Where’s the best place to ship paintings?
I’m sure there are a lot of opinions on this but after trying out Fedex, and UPS, I’m back to using the USPS. Here’s why. They let you insure you package for whatever amount you declare that it is worth. You should only insure it for the amount your client paid because if you ever had to file a claim, I believe you would need to prove the value. You will pay anywhere from $3-$50 for this insurance but it is totally worth if for the peace of mind. I just include this amount in my shipping costs. And, yes, I have my client pay for shipping.
The problem with Fedex is that they will only allow you to insure your artwork for the value of the materials. As artists, I’m sure you understand that a painting worth thousands is created from about $50 worth of materials so this just doesn’t add up.
The post office is also so much cheaper than the others and since I’m passing this cost on to my clients, I don’t want to hit them with a huge extra charge after they just spent a lot of money on their painting.
I did learn a lesson this Christmas. If it’s possible avoid shipping paintings in the month of December!
I know that due to the pandemic, this year was different. The post office was slammed with delivering gifts that everyone was shipping to friends and family who they might otherwise just see in person. Everything took so much longer! I sent a very large painting to Houston on December 10th. It got there January 12th. Luckily, my client was very understanding and since I sent her the tracking number, she was able to keep tabs on it as well as I could. Next year, I am going to put December 1st on my calendar as the very last day that I will ship paintings out to have them guaranteed to my clients by Christmas. I will also hopefully relieve some of the holiday stress that I always seem to feel with December becomes a season of crunch time.
I hope you found this advice helpful and will reference this article the next time you need to ship a painting.

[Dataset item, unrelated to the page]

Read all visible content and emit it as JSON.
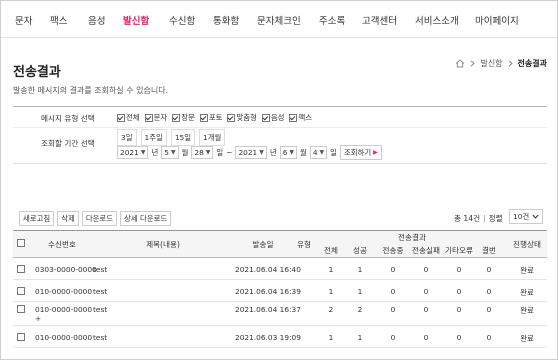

I cannot promise that there is no chance of a damaged painting but the right packaging sure helps! Sometimes a shipping tube get’s run over by a truck and there is not much that can be done but that is just the chance we take and that is why we insure our packages. Good luck and Happy Painting!